Above: Harry Potter Alliance co-founder, Andrew Slack, at TEDxYouth@SanDiego.
“Hashtag activism”. Blogging. Online petitions. Social media has created an easy way to engage youth in changing the world. A less known form of activism that heavily uses social media is on the rise, and it is making a momentous difference; fan-based activism occurs when groups of people who are passionate about the same piece of media- a book, television show, movie, etc.- band together to fight for an issue that is important to them, which is often similar to a theme that is covered in the media piece the fan group surrounds. People of any age can be a fan activist, but it is particularly popular for teenagers and young adults.
The most efficient and largest example of fan based activism is the Harry Potter Alliance (HPA). The HPA boasts that it “turn[s] fans into heroes by making activism accessible through the power of story and engag[ing] millions of fans through [their] work for equality, human rights, and literacy”. If you are a major Harry Potter fan then you have probably heard of the recent success of the HPA’s four year campaign, Not In Harry’s Name. All Harry Potter chocolate products sold from Warner Bros. will be Fair Trade (meaning that the producers of the cocoa will be paid fair wages) by the end of 2015 thanks to the HPA’s direct communication with Warner Bros. Studios and the HPA’s petitions which garnered thousands of signatures. Not In Harry’s Name is just one of the many campaigns the HPA has run. The HPA’s other recent campaigns have centered on prominent issues including net neutrality, literacy, and economic inequality.

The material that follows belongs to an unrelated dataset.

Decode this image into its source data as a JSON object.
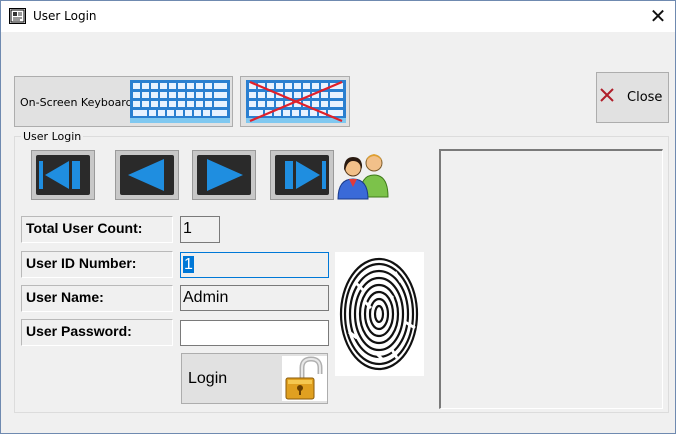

By using popular book series such as Harry Potter and The Hunger Games, the HPA is reaching a specific population- the “geeks” and “nerds” that are often overlooked in the activism sphere- and motivating them to take action by relating real life to fictional tales. Stories are read because they give people something to believe in. The themes in popular media can always be related to real life, regardless of how unrealistic the story’s premise sounds. For example, the HPA created the Odds In Our Favor campaign based of of the popular book series, The Hunger Games. In the series, the people in the Capitol are very wealthy, while the people in the districts are poor and suffering. The people at the HPA noticed the parallel between the inequality in The Hunger Games and the economic inequality in real life, and decided that they could use this parallel and the movie release of Catching Fire, the latest Hunger Game movie, to raise awareness of the wealth gap in the United States.
It can be difficult for youth to get involved as activists, but fan activism is an easy way to engage younger age groups. The more people empowered to make a difference in the world, the better, and since every piece of media has a community surrounding it, fan based activism is the perfect way to utilize those ready made communities. The author of Harry Potter, J.K. Rowling, said that “We do not need magic to change the world, we carry all the power we need inside ourselves already: we have the power to Imagine Better.” Fan based activism shows people that they can make a difference in the world, no matter what your age or who you are. Just look at Harry Potter- he defeated Voldemort at age one, and continued to outsmart him from ages eleven to seventeen. If Harry Potter can band together with friends to save the world, then so can we.
Michelle Goldie Jacobson is a Staff Writer for Pulse Magazine.